Using a moment in American history that almost seemed like a perfect storm of events: the Manson trial, the Viet Nam War and the hippie movement; Reg Harkema’s LESLIE, MY NAME IS EVIL blends biting satire and high camp to create a surprisingly successful follow-up film to his counter-culture MONKEY WARFARE. While LESLIE, MY NAME IS EVIL lacks the maturity and ambiguity of his earlier film, it satirizes the cultural wars between left and right beautifully. Harkema uses as his representatives Leslie, a young woman seduced away from her broken family by the charismatic Manson and the need to find meaning in her life; and Perry, a young Christian Republican, engaged to be married and happy that his job allows him to avoid the draft, who finds himself chosen to serve on the jury for the Manson Murders. Despite his rigid background, conservative fiancée and overbearing father, or perhaps because of them, he finds himself drawn to Leslie, to the point of lustful dreams that involve virgin sacrifices. Will God set him on the right path so that he can do the right thing?

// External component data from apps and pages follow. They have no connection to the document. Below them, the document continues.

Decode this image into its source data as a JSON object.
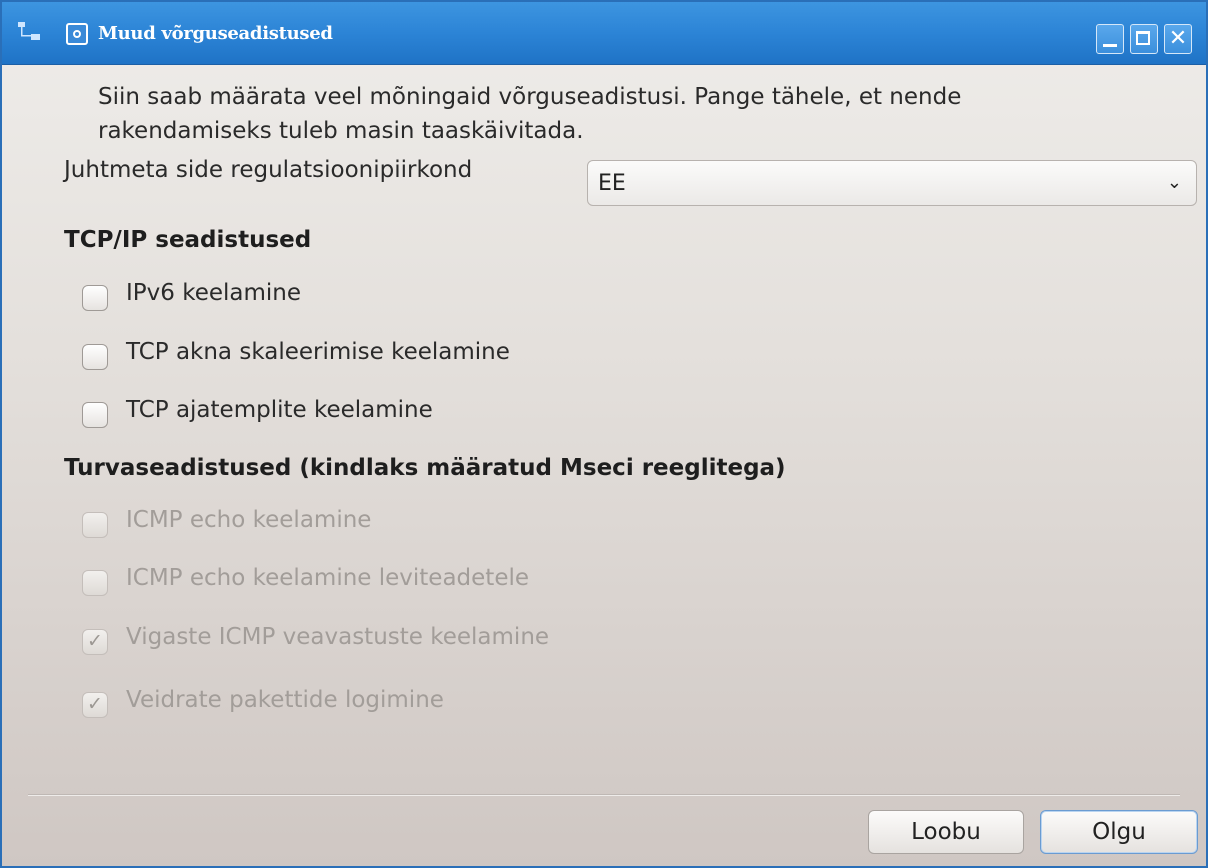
{
  "window": {
    "title": "Muud võrguseadistused",
    "icons": [
      "network-icon",
      "app-icon"
    ],
    "controls": {
      "minimize": "",
      "maximize": "",
      "close": "✕"
    }
  },
  "intro_text": "Siin saab määrata veel mõningaid võrguseadistusi. Pange tähele, et nende rakendamiseks tuleb masin taaskäivitada.",
  "regulatory": {
    "label": "Juhtmeta side regulatsioonipiirkond",
    "value": "EE",
    "arrow": "⌄"
  },
  "tcp_section": {
    "heading": "TCP/IP seadistused",
    "options": [
      {
        "label": "IPv6 keelamine",
        "checked": false,
        "enabled": true
      },
      {
        "label": "TCP akna skaleerimise keelamine",
        "checked": false,
        "enabled": true
      },
      {
        "label": "TCP ajatemplite keelamine",
        "checked": false,
        "enabled": true
      }
    ]
  },
  "security_section": {
    "heading": "Turvaseadistused (kindlaks määratud Mseci reeglitega)",
    "options": [
      {
        "label": "ICMP echo keelamine",
        "checked": false,
        "enabled": false
      },
      {
        "label": "ICMP echo keelamine leviteadetele",
        "checked": false,
        "enabled": false
      },
      {
        "label": "Vigaste ICMP veavastuste keelamine",
        "checked": true,
        "enabled": false
      },
      {
        "label": "Veidrate pakettide logimine",
        "checked": true,
        "enabled": false
      }
    ]
  },
  "buttons": {
    "cancel": "Loobu",
    "ok": "Olgu"
  },
  "colors": {
    "titlebar": "#2c84d6",
    "border": "#2a6fb8",
    "disabled_text": "#a29d99"
  }
}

LESLIE, MY NAME IS EVIL is deft at skewering hypocrisy and rife with symbolism. In MOKNEY WARFARE Harkema dabbled with inserting archival footage into the storyline, and with this film, he takes it even further to good effect. The youthful cast is a mixture of adept and awkward, with one of Manson’s ‘girls’ played by Kaniehtiio Horn outshining the others. Kristin Adams (WHERE THE TRUTH LIES) is also terrific as the virginal and pious Dorothy. Don McKellar has a small part as the prosecuting attorney, who goes after Leslie and Manson’s harem with gusto, then slyly revels in his triumphs. Tracy Wright has an even smaller role as Leslie’s mother, but it’s a pivotal one. When testifying on her daughter’s behalf, she wonders how this could have happened, citing her divorce, or the fact that she made her daughter abort her child as possible reasons. It’s a surprisingly poignant moment amidst the high camp, and it’s essential in order for it all to work. That scene provides the only moment of true emotion in the film thereby grounding it in reality and making the satire all the more effective. How appropriate that the scene belongs to Ms. Wright, so underused and underappreciated in the world of film. 4 cats.

She was a doll. I hope we are able to honor her next March at our Chlotrudis Awards Ceremony. My friend Chansi got some terrific pictures of the two of us chatting, which I will post somewhere.

I am so jealous you got to meet Patricia Clarkson. She is a favorite of mine and I'm glad to hear she was nice.